Maxfield Parrish (July 25, 1870 – March 30, 1966) was an American painter and illustrator active in the first half of the 20th century. He is known for his distinctive saturated hues and idealized neo-classical imagery. His career spanned fifty years and was wildly successful: his painting Daybreak (1922) is the most popular art print of the 20th century.
The Golden Age is a collection of reminiscences of childhood, written by Kenneth Grahame and first published in book form in 1895, by The Bodley Head in London and by Stone & Kimball in Chicago. The Prologue and six of the stories had previously appeared in the National Observer, the journal then edited by William Ernest Henley. Widely praised upon its first appearance – Algernon Charles Swinburne, writing in the Daily Chronicle, called it “one of the few books which are well-nigh too praiseworthy for praise” – the book has come to be regarded as a classic in its genre.

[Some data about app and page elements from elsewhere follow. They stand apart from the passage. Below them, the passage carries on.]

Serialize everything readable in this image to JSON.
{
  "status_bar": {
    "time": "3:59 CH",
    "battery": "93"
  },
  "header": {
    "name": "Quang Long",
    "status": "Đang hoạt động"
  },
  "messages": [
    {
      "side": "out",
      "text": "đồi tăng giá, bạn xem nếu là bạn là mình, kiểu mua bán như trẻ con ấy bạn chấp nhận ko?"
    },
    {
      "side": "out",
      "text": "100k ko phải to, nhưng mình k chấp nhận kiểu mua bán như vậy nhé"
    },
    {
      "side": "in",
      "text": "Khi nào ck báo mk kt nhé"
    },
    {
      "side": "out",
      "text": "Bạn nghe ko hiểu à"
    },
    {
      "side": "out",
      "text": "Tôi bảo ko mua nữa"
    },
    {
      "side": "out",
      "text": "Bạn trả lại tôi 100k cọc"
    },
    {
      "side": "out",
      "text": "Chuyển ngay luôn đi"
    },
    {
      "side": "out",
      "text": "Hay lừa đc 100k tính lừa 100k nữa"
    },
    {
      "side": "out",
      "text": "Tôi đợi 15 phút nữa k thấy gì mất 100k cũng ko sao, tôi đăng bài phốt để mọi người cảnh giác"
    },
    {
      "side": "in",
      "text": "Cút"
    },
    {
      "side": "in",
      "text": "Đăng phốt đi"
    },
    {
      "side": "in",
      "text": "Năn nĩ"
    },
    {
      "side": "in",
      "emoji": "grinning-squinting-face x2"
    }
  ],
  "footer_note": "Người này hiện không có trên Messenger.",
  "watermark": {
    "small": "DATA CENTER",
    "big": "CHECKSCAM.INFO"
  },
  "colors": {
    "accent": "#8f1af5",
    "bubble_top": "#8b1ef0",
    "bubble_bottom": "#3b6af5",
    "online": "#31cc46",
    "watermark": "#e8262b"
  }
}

Presenting Maxfield Parrish’s illustrations for the First edition of the Golden Age by Kenneth Grahame. Published by John Lane, 1900.